Web page and app entries
+ + + +

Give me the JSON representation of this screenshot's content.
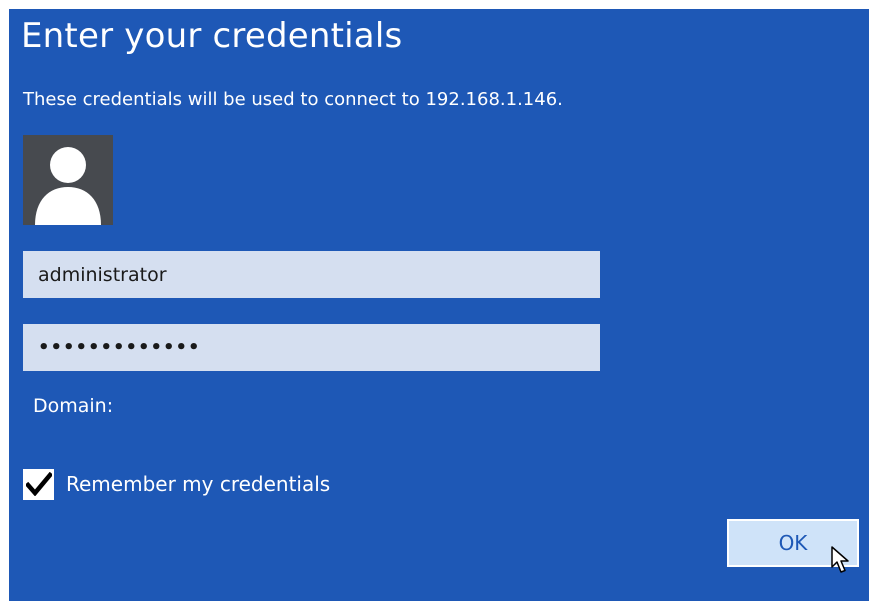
{
  "dialog": {
    "title": "Enter your credentials",
    "subtitle": "These credentials will be used to connect to 192.168.1.146.",
    "avatar_icon": "user-silhouette-icon",
    "username_value": "administrator",
    "password_mask": "•••••••••••••",
    "domain_label": "Domain:",
    "remember": {
      "label": "Remember my credentials",
      "checked": true
    },
    "ok_label": "OK"
  },
  "colors": {
    "dialog_background": "#1e58b6",
    "field_background": "#d5dff0",
    "avatar_background": "#474a4f",
    "button_background": "#cfe3f9",
    "text": "#ffffff"
  }
}
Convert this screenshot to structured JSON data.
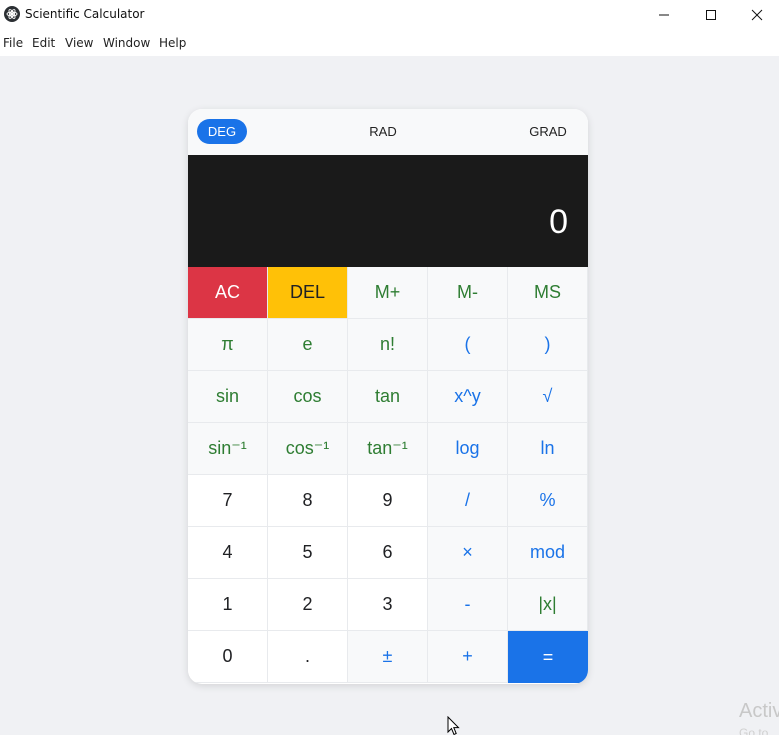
{
  "window": {
    "title": "Scientific Calculator"
  },
  "menu": {
    "file": "File",
    "edit": "Edit",
    "view": "View",
    "window": "Window",
    "help": "Help"
  },
  "modes": {
    "deg": "DEG",
    "rad": "RAD",
    "grad": "GRAD",
    "active": "DEG"
  },
  "display": {
    "value": "0"
  },
  "keys": {
    "ac": "AC",
    "del": "DEL",
    "mplus": "M+",
    "mminus": "M-",
    "ms": "MS",
    "pi": "π",
    "e": "e",
    "fact": "n!",
    "lparen": "(",
    "rparen": ")",
    "sin": "sin",
    "cos": "cos",
    "tan": "tan",
    "pow": "x^y",
    "sqrt": "√",
    "asin": "sin⁻¹",
    "acos": "cos⁻¹",
    "atan": "tan⁻¹",
    "log": "log",
    "ln": "ln",
    "n7": "7",
    "n8": "8",
    "n9": "9",
    "div": "/",
    "pct": "%",
    "n4": "4",
    "n5": "5",
    "n6": "6",
    "mul": "×",
    "mod": "mod",
    "n1": "1",
    "n2": "2",
    "n3": "3",
    "sub": "-",
    "abs": "|x|",
    "n0": "0",
    "dot": ".",
    "neg": "±",
    "add": "+",
    "eq": "="
  },
  "colors": {
    "accent": "#1a73e8",
    "clear": "#dc3545",
    "delete": "#ffc107",
    "display_bg": "#1a1a1a",
    "function_text": "#2e7d32"
  },
  "watermark": {
    "line1": "Activ",
    "line2": "Go to"
  }
}
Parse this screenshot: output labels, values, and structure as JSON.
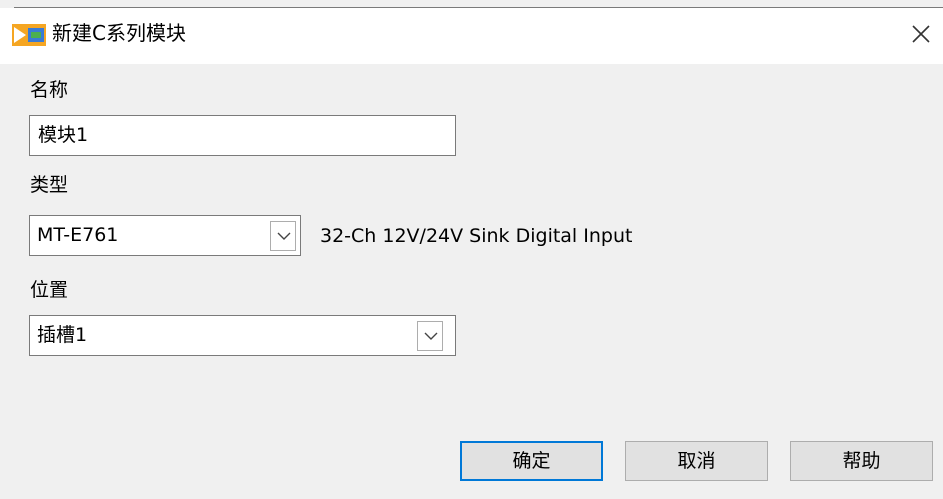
{
  "window": {
    "title": "新建C系列模块",
    "colors": {
      "accent": "#0078d7",
      "icon_orange": "#f5a623",
      "icon_green": "#4caf50"
    }
  },
  "fields": {
    "name_label": "名称",
    "name_value": "模块1",
    "type_label": "类型",
    "type_value": "MT-E761",
    "type_description": "32-Ch 12V/24V Sink Digital Input",
    "location_label": "位置",
    "location_value": "插槽1"
  },
  "buttons": {
    "ok": "确定",
    "cancel": "取消",
    "help": "帮助"
  },
  "icons": {
    "app": "labview-vi-icon",
    "close": "close-icon",
    "dropdown": "chevron-down-icon"
  }
}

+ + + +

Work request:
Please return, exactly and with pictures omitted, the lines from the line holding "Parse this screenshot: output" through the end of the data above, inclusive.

Answer to this problem:
Parse this screenshot: output labels, values, and structure as JSON.
{
  "window": {
    "title": "新建C系列模块",
    "colors": {
      "accent": "#0078d7",
      "icon_orange": "#f5a623",
      "icon_green": "#4caf50"
    }
  },
  "fields": {
    "name_label": "名称",
    "name_value": "模块1",
    "type_label": "类型",
    "type_value": "MT-E761",
    "type_description": "32-Ch 12V/24V Sink Digital Input",
    "location_label": "位置",
    "location_value": "插槽1"
  },
  "buttons": {
    "ok": "确定",
    "cancel": "取消",
    "help": "帮助"
  },
  "icons": {
    "app": "labview-vi-icon",
    "close": "close-icon",
    "dropdown": "chevron-down-icon"
  }
}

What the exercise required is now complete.